It looks as though the state no longer will allow maintenance of levies in the Bay Delta, and let flood waters run where they may — just as it was in the good old days.
Don’t expect any good to come of that, because there will be times, after the levies presently in place have been allowed to deteriorate, when massive floods will lay waste to the state’s water system, which depends on the Bay Delta for supplies of fresh water.
That is a water system, by the way, that has provided irrigation for agriculture and sustenance for cities. It is worth billions of dollars, and is being thrown away.
Gov. Jerry Brown’s tunnel plan, which presumably would mitigate the losses caused by allowing the levies to deteriorate, looks good on paper, but there’s a catch: The tunnels haven’t been built yet, and it will be years, maybe even decades before they are put to use. Construction of huge public projects such as the tunnels moves slowly in these days of construction by litigation.
Just look at the California High-Speed Rail System that was meant to solve many of California’s transportation problems by moving passengers between the Los Angeles Basin and the Bay Area. The project is way behind schedule and way over budget. Bits of it are being built — right here in Madera County, for example — but it could be another decade before those bits are connected and trains are picking up and delivering passengers over the system at 200 miles an hour.
The Legislature this year passed a huge, new tax to improve the state’s roads, but it will be years before we see any benefits from that work. California, despite having the nation’s highest fuel taxes, just doesn’t seem able to build new highways or maintain present ones in the systematic ways other states do.

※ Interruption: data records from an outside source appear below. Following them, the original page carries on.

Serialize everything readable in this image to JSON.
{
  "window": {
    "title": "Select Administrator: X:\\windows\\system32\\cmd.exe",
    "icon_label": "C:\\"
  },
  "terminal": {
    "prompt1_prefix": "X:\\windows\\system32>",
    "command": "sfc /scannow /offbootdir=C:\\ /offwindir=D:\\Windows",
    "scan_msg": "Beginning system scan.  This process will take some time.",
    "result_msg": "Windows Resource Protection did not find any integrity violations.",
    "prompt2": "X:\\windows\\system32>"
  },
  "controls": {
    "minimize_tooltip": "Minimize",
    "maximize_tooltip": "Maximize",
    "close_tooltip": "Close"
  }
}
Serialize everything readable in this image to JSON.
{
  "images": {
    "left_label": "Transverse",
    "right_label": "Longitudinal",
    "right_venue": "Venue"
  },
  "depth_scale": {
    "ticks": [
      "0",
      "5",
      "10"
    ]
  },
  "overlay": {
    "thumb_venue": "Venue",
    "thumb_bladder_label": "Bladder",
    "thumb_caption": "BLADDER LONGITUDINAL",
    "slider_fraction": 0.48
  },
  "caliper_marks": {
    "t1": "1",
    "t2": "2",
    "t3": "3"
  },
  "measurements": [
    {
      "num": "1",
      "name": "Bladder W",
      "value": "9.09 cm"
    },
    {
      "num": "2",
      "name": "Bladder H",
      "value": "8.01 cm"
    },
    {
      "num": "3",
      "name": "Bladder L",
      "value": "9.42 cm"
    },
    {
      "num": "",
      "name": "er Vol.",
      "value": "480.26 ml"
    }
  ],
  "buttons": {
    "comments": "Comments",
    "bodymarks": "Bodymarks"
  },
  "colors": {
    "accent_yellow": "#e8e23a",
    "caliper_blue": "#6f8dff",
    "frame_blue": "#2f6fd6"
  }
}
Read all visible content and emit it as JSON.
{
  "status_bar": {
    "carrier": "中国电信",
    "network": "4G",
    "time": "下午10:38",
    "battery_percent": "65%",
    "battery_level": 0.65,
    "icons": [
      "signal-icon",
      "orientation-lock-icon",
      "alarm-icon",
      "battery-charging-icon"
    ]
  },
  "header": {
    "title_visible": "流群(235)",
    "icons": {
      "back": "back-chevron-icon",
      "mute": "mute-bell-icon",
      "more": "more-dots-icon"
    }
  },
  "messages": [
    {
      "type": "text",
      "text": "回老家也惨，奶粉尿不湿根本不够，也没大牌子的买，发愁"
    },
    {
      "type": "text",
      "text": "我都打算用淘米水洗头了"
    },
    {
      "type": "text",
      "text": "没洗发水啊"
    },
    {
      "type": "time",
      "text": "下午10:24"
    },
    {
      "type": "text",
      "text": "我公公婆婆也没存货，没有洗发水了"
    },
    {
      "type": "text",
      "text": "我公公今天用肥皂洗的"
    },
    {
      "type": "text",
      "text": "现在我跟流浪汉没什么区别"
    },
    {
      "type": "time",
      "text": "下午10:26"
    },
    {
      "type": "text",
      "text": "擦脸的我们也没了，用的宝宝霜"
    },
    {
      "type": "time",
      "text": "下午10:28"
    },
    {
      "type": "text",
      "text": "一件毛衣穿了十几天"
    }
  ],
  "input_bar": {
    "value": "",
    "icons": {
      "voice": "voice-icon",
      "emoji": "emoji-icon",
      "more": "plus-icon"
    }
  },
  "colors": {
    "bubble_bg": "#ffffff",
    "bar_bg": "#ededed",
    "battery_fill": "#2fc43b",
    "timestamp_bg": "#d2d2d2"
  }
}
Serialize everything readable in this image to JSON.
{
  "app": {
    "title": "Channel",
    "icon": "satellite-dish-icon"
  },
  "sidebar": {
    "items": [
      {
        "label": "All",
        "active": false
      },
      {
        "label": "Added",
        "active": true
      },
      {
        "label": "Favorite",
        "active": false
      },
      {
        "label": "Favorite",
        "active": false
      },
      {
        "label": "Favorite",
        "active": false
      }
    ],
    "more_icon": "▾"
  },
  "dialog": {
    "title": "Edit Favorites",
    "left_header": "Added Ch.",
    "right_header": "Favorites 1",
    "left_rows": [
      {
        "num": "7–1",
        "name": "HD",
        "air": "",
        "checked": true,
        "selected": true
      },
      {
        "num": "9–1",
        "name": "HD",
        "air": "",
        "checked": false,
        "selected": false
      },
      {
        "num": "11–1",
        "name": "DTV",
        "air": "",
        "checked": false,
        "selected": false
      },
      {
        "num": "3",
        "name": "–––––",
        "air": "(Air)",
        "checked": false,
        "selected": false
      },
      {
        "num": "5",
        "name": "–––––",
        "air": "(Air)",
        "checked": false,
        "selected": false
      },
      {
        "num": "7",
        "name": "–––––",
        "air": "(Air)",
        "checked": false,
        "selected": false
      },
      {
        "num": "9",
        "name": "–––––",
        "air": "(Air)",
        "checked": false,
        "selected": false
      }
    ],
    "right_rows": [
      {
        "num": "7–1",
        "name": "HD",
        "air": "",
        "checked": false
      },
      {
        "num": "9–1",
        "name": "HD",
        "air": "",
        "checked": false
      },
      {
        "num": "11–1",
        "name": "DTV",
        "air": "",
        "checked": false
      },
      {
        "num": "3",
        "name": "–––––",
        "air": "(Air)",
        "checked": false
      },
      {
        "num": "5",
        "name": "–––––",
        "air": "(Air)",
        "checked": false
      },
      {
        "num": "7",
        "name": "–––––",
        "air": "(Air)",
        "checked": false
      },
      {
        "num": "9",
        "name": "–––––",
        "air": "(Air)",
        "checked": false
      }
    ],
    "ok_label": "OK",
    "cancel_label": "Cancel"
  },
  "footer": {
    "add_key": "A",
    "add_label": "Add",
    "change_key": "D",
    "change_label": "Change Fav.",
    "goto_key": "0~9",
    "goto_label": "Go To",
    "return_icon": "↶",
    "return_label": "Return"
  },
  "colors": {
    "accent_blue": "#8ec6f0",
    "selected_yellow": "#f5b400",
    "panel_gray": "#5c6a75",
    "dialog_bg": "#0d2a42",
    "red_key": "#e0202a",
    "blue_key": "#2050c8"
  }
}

And finally, even though Temperance Flat Dam seems closer to becoming a reality, we aren’t likely to see it begun any time soon. Even though the dam makes sense environmentally and economically in every respect, there are those who will do everything they can to stop it, which will make it a hard project to finish, as well.
We seem to be tearing California apart and/or keeping it from being improved for no good reason.